Eight days after winning re-election, President Obama gave his first press conference since June. That five months have passed between press conferences is one thing; some observers have also noted that past presidents in recent history haven’t waited nearly as long after winning to take questions from a room full of reporters.
In a little less than an hour, the president fielded 16 questions from 10 members of the press. Here’s what he talked about.
Asked whether he could assure the American people that there were no breaches of national security or classified information in the Petraeus scandal—which has grown to ensnare General John Allen, Commander of U.S. forces in Afghanistan—Obama said there was “no evidence at this point that classified information was disclosed in any way that would have a negative impact on security.”
The timeline of the scandal has been curious, given that news about the months-long FBI investigation didn’t break until after the election. Members of Congress including Sen. Olympia Snowe (R-ME) and Rep. Peter King (R-NY) have complained that lawmakers and the president should have been informed of the investigation sooner.
“The FBI has its own protocols,” Obama told reporters. “I’m gonna let them examine those protocols and make statements to the public generally.”
The president said that he would withhold judgment on whether he should have known sooner about the Petraeus scandal until after that review is complete.
The fiscal cliff nears. Republican leadership holds their ground on extending the Bush tax cuts for all levels of income—currently they’re set to expire on January 1st, when all that other scary stuff is supposed to happen.
President Obama used the press conference to reiterate his campaign promise to preserve those cuts only for income below $250,000, and let them expire for income above.
After all, this was perhaps the most-repeated point of his entire candidacy.
“This shouldn’t be a surprise,” the president said. “I argued for a balanced, responsible approach [to bringing down the deficit], and part of that included making sure the wealthiest Americans pay a little bit more.”
“I think every voter out there understood that that was an important debate and the majority of voters agreed with me,” Obama continued. “More voters agreed on this issue than voted for me.”
Latino voters helped deliver Obama a victory last Tuesday, and a wake-up call to a Republican Party that only attracted less than 30 percent of their ballots.
As that bloc increases in electoral importance, so does the need for politicians to craft sound immigration reform.

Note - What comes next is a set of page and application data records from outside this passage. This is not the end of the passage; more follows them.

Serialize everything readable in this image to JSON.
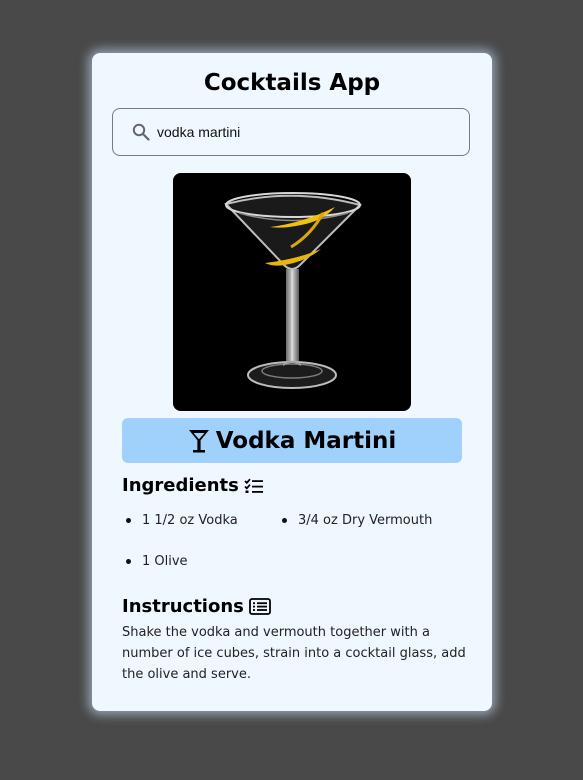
{
  "app": {
    "title": "Cocktails App"
  },
  "search": {
    "value": "vodka martini",
    "icon": "search-icon"
  },
  "drink": {
    "image_alt": "vodka martini cocktail glass with lemon twist",
    "name": "Vodka Martini",
    "name_icon": "cocktail-glass-icon"
  },
  "ingredients": {
    "heading": "Ingredients",
    "icon": "checklist-icon",
    "items": [
      {
        "label": "1 1/2 oz Vodka"
      },
      {
        "label": "3/4 oz Dry Vermouth"
      },
      {
        "label": "1 Olive"
      }
    ]
  },
  "instructions": {
    "heading": "Instructions",
    "icon": "list-card-icon",
    "text": "Shake the vodka and vermouth together with a number of ice cubes, strain into a cocktail glass, add the olive and serve."
  },
  "colors": {
    "background": "#494949",
    "card": "#eff7ff",
    "banner": "#9fd1fc",
    "text": "#000000"
  }
}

Conservative pundits like Sean Hannity and Charles Krauthammer have already petitioned the GOP to soften their stance and include the elusive “pathway to citizenship” as part of comprehensive reform.
When the issue came up at Wednesday’s press conference, Obama said action would come soon.

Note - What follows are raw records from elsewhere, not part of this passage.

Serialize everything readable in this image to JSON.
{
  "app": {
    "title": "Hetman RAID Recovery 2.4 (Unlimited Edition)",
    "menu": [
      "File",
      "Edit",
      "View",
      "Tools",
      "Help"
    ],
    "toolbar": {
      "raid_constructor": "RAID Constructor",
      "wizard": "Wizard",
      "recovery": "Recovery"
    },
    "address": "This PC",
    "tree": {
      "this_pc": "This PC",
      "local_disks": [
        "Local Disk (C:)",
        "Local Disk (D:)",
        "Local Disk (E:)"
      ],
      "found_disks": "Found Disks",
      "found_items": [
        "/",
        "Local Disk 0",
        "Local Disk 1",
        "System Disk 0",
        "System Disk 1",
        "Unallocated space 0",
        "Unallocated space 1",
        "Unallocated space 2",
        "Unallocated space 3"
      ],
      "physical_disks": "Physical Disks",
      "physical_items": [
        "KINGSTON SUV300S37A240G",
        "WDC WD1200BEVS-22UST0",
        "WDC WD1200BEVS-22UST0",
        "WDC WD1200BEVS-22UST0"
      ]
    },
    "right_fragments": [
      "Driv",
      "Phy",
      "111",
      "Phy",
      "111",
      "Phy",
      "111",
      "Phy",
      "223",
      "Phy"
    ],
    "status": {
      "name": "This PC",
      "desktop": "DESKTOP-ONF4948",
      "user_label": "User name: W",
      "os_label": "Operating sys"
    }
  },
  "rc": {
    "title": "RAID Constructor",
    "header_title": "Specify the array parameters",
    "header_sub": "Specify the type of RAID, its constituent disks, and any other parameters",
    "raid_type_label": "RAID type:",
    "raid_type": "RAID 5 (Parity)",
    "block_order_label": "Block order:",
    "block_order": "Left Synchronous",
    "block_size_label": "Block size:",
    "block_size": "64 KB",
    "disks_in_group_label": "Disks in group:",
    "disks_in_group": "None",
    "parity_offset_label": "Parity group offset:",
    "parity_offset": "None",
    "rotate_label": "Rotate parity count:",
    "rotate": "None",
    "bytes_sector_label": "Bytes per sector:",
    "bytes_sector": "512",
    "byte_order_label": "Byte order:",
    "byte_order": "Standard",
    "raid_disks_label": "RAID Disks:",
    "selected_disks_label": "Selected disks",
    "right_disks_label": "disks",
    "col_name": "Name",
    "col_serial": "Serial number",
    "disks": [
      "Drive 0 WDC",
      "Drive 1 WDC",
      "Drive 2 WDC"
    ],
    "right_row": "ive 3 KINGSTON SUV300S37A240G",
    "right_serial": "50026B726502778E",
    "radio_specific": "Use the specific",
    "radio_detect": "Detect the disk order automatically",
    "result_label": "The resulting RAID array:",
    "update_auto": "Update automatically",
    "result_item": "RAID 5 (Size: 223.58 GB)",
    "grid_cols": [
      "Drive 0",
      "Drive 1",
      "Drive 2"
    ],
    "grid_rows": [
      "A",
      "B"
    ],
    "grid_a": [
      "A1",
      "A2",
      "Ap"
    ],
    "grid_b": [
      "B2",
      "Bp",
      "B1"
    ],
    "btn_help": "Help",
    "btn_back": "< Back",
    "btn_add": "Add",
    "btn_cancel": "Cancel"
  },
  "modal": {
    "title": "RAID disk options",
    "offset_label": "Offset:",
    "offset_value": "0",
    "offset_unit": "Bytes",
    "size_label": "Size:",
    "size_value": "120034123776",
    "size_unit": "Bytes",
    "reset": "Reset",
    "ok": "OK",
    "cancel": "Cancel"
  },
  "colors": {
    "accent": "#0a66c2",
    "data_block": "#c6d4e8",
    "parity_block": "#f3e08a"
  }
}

“I expect a bill will be introduced and we can begin the process in Congress very soon after my inauguration,” Obama said. “Conversations are already taking place about what this looks like.”
The president listed increased border security, a crackdown on companies that purposely hire undocumented workers, and a pathway to legal status for those living in the country if they meet certain eligibility requirements. “Pay back taxes, learn English, pay a fine—but give an avenue whereby they can resolve their status,” he said.
An issue that refuses to go away for the Obama administration, the September 11th attacks on the U.S. embassy in Libya came up once again on Wednesday.
A reporter asked President Obama about the possibility of nominating UN Ambassador Susan Rice to be Secretary of State. Rice made waves after going on Sunday talk shows the week after the attacks and attributing the violence to an anti-Muslim YouTube video, which later turned out not to be true.
The reporter noted that Republican Senators John McCain and Lindsey Graham have called for “Watergate-style” confirmation hearings if Rice receives the nomination.
“If John McCain and Lindsey Graham want to go after someone, they should go after me,” Obama retorted. “I’m happy to have that discussion. But to go after our UN ambassador, who had nothing to do with Benghazi, is outrageous.”
Pressed on whether Obama issued any orders to protect the lives of those at the embassy on September 11th, Obama replied, “My orders to the national security team was to do whatever you need to do to make sure they’re safe.”
“If people don’t think we did everything we can to make sure that we save the lives of folks I sent there, you don’t know how the Defense Department, the State Department, the CIA thinks.”
Toward the end of the press conference climate change reared its head. The issue was mostly absent from the campaign trail and entirely avoided during the presidential debates.
Asked whether damage from Sandy renewed a sense of urgency to pursue climate change legislation, such as a carbon tax, Obama acknowledged that action was necessary and human behavior had a negative impact on the environment. But now wouldn’t be the time to do it.
“Understandably, I think the American people right now have been so focused, and will continue to be focused on jobs, the economy, and growth,” Obama said. “If the message is somehow, we’re gonna ignore jobs and growth, simply to address climate change, I don’t think anybody’s gonna go for that. I won’t go for that.”
Obama cautioned that doesn’t mean climate change won’t get some attention after lawmakers deal with the fiscal cliff. The president said we could expect to hear more about an agenda in the coming months.
We’ll see if it takes another five for him to do the next press conference.